JIS News

The new Roaring River water treatment plant, located in central Westmoreland, was commissioned into service yesterday (February 22), by Minister of Water and Housing, Donald Buchanan.
The project was implemented at a cost of $145 million and forms part of the south-east Westmoreland Water Supply System, which is scheduled to provide an additional 2 million gallons of potable water to several communities in central and eastern Westmoreland, including Cornwall Mountain, Barney Side, Shettlewood, and Mackfield.
Speaking at the commissioning ceremony, Minister Buchanan said that water was the fuel that drove development and was an integral part of the groundwork, which was necessary before increased efficient production could take place. “In Westmoreland, this particular project marks a significant step forward. Today the commissioning will result in two million gallons of water daily being added to the output from the Roaring River treatment plant. This means that water will be pumped into the hills of eastern Westmoreland for 24 hours instead of six hours, benefiting hundreds of households,” the Minister said.
He pointed out that the Roaring River water treatment plant, which was a “slow sand treatment plant and distribution system,” fell in line with the new direction the Ministry of Water and Housing was taking with water management, that of improving water quality and service delivery of water.
“The latest statistics from the Jamaica Survey of Living Conditions 2002, indicate that the country’s access to piped water stood at 78 per cent, which has surpassed the Millennium target. In another four years, 85 per cent of the people of Jamaica will have access to piped water but we are not forgetting the other 15 per cent, as we are going to employ other modalities to ensure that clean, safe, potable water is available to every Jamaican community by the year 2010,” Mr. Buchanan noted.
The Minister stressed that modern, well-managed water systems along with proper housing, would enhance living conditions, and along with the other necessary factors of production, such as a well trained and educated workforce, investments would be attracted to the region.

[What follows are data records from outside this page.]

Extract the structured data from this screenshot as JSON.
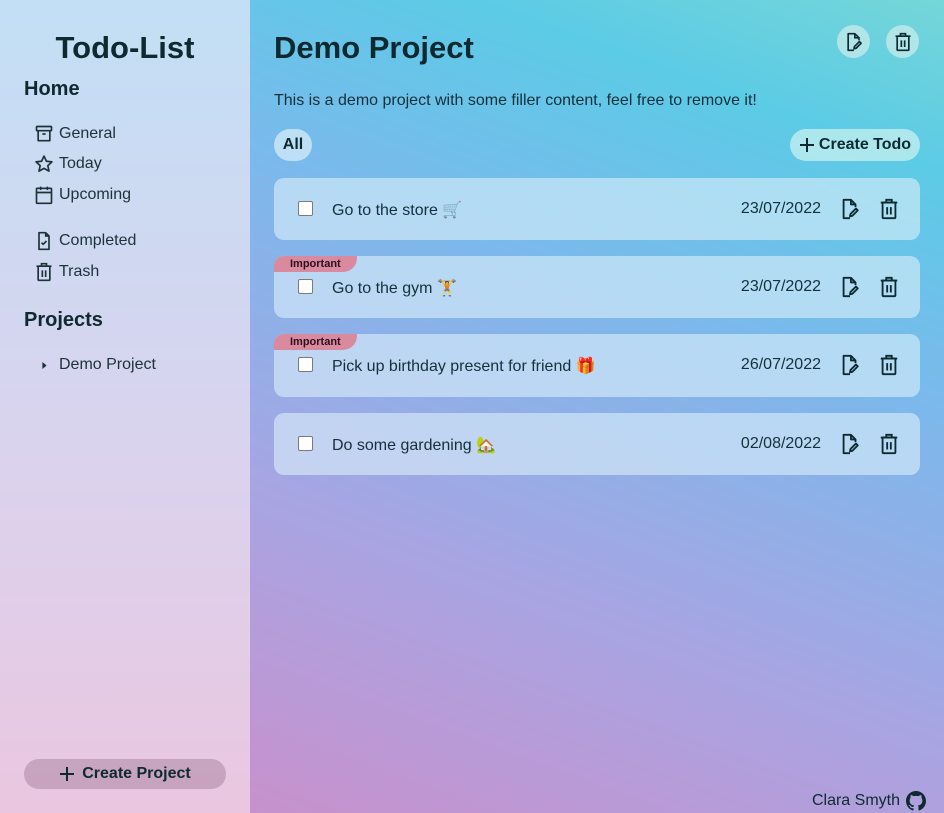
{
  "sidebar": {
    "app_title": "Todo-List",
    "home_heading": "Home",
    "nav": {
      "general": "General",
      "today": "Today",
      "upcoming": "Upcoming",
      "completed": "Completed",
      "trash": "Trash"
    },
    "projects_heading": "Projects",
    "projects": [
      "Demo Project"
    ],
    "create_project_label": "Create Project"
  },
  "main": {
    "title": "Demo Project",
    "description": "This is a demo project with some filler content, feel free to remove it!",
    "filter_label": "All",
    "create_todo_label": "Create Todo",
    "todos": [
      {
        "title": "Go to the store 🛒",
        "date": "23/07/2022",
        "important": false,
        "badge": ""
      },
      {
        "title": "Go to the gym 🏋",
        "date": "23/07/2022",
        "important": true,
        "badge": "Important"
      },
      {
        "title": "Pick up birthday present for friend 🎁",
        "date": "26/07/2022",
        "important": true,
        "badge": "Important"
      },
      {
        "title": "Do some gardening 🏡",
        "date": "02/08/2022",
        "important": false,
        "badge": ""
      }
    ]
  },
  "footer": {
    "author": "Clara Smyth"
  },
  "colors": {
    "text": "#0e2a30",
    "important_badge": "#d98a9e"
  }
}
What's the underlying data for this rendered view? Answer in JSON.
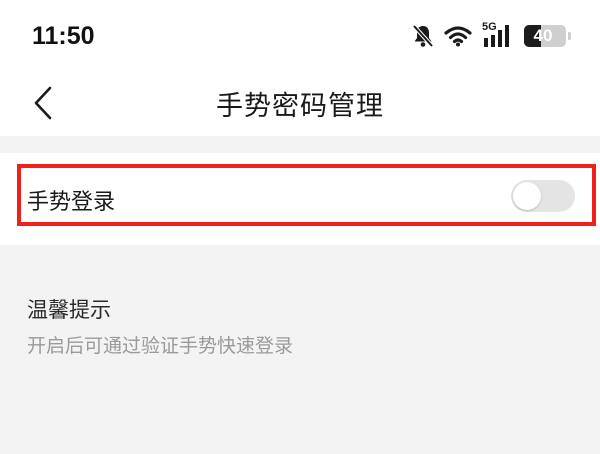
{
  "status_bar": {
    "time": "11:50",
    "network_label": "5G",
    "battery_level": "40",
    "battery_fraction": 0.4,
    "icons": [
      "bell-muted-icon",
      "wifi-icon",
      "signal-5g-icon",
      "battery-icon"
    ]
  },
  "nav": {
    "title": "手势密码管理",
    "back_icon": "back-chevron-icon"
  },
  "gesture_login": {
    "label": "手势登录",
    "enabled": false,
    "highlight_color": "#f0201a"
  },
  "tips": {
    "title": "温馨提示",
    "text": "开启后可通过验证手势快速登录"
  }
}
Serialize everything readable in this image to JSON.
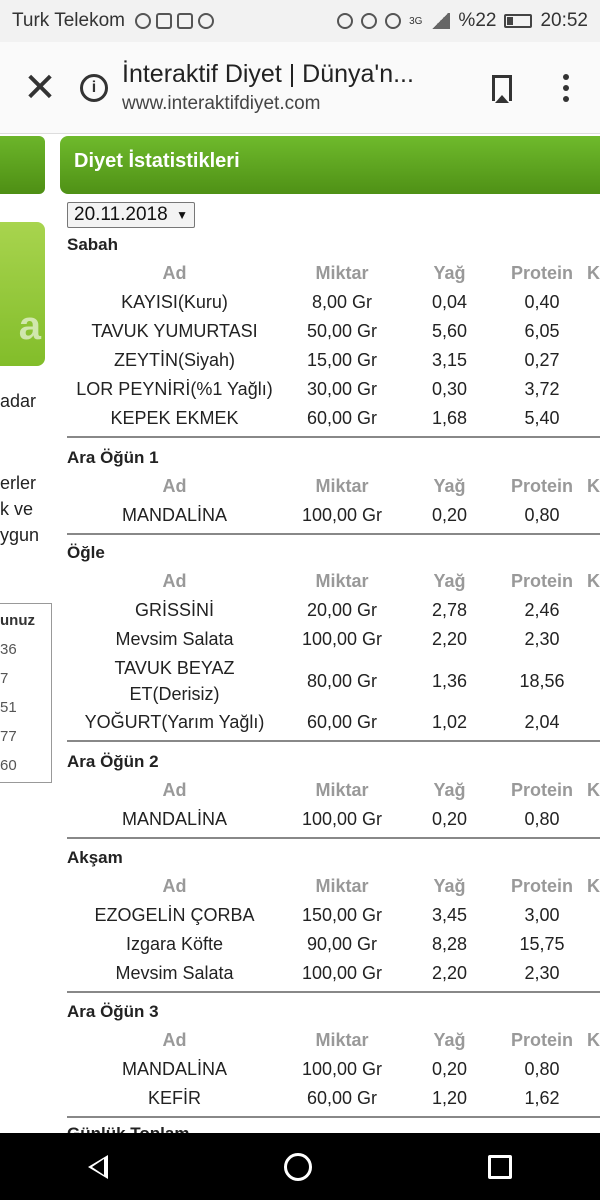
{
  "status_bar": {
    "carrier": "Turk Telekom",
    "network": "3G",
    "battery": "%22",
    "time": "20:52"
  },
  "browser": {
    "title": "İnteraktif Diyet | Dünya'n...",
    "url": "www.interaktifdiyet.com"
  },
  "left_panel": {
    "text_lines": [
      "adar",
      "erler",
      "k  ve",
      "ygun"
    ],
    "box_header": "unuz",
    "box_values": [
      "36",
      "7",
      "51",
      "77",
      "60"
    ]
  },
  "section_title": "Diyet İstatistikleri",
  "date": "20.11.2018",
  "columns": {
    "ad": "Ad",
    "miktar": "Miktar",
    "yag": "Yağ",
    "protein": "Protein",
    "k": "K"
  },
  "meals": [
    {
      "name": "Sabah",
      "items": [
        {
          "ad": "KAYISI(Kuru)",
          "miktar": "8,00 Gr",
          "yag": "0,04",
          "protein": "0,40"
        },
        {
          "ad": "TAVUK YUMURTASI",
          "miktar": "50,00 Gr",
          "yag": "5,60",
          "protein": "6,05"
        },
        {
          "ad": "ZEYTİN(Siyah)",
          "miktar": "15,00 Gr",
          "yag": "3,15",
          "protein": "0,27"
        },
        {
          "ad": "LOR PEYNİRİ(%1 Yağlı)",
          "miktar": "30,00 Gr",
          "yag": "0,30",
          "protein": "3,72"
        },
        {
          "ad": "KEPEK EKMEK",
          "miktar": "60,00 Gr",
          "yag": "1,68",
          "protein": "5,40"
        }
      ]
    },
    {
      "name": "Ara Öğün 1",
      "items": [
        {
          "ad": "MANDALİNA",
          "miktar": "100,00 Gr",
          "yag": "0,20",
          "protein": "0,80"
        }
      ]
    },
    {
      "name": "Öğle",
      "items": [
        {
          "ad": "GRİSSİNİ",
          "miktar": "20,00 Gr",
          "yag": "2,78",
          "protein": "2,46"
        },
        {
          "ad": "Mevsim Salata",
          "miktar": "100,00 Gr",
          "yag": "2,20",
          "protein": "2,30"
        },
        {
          "ad": "TAVUK BEYAZ ET(Derisiz)",
          "miktar": "80,00 Gr",
          "yag": "1,36",
          "protein": "18,56"
        },
        {
          "ad": "YOĞURT(Yarım Yağlı)",
          "miktar": "60,00 Gr",
          "yag": "1,02",
          "protein": "2,04"
        }
      ]
    },
    {
      "name": "Ara Öğün 2",
      "items": [
        {
          "ad": "MANDALİNA",
          "miktar": "100,00 Gr",
          "yag": "0,20",
          "protein": "0,80"
        }
      ]
    },
    {
      "name": "Akşam",
      "items": [
        {
          "ad": "EZOGELİN ÇORBA",
          "miktar": "150,00 Gr",
          "yag": "3,45",
          "protein": "3,00"
        },
        {
          "ad": "Izgara Köfte",
          "miktar": "90,00 Gr",
          "yag": "8,28",
          "protein": "15,75"
        },
        {
          "ad": "Mevsim Salata",
          "miktar": "100,00 Gr",
          "yag": "2,20",
          "protein": "2,30"
        }
      ]
    },
    {
      "name": "Ara Öğün 3",
      "items": [
        {
          "ad": "MANDALİNA",
          "miktar": "100,00 Gr",
          "yag": "0,20",
          "protein": "0,80"
        },
        {
          "ad": "KEFİR",
          "miktar": "60,00 Gr",
          "yag": "1,20",
          "protein": "1,62"
        }
      ]
    }
  ],
  "next_section_peek": "Günlük Toplam"
}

Mr. Buchanan encouraged citizens to become more aware of how they could be a part of the process and to practise water conservation.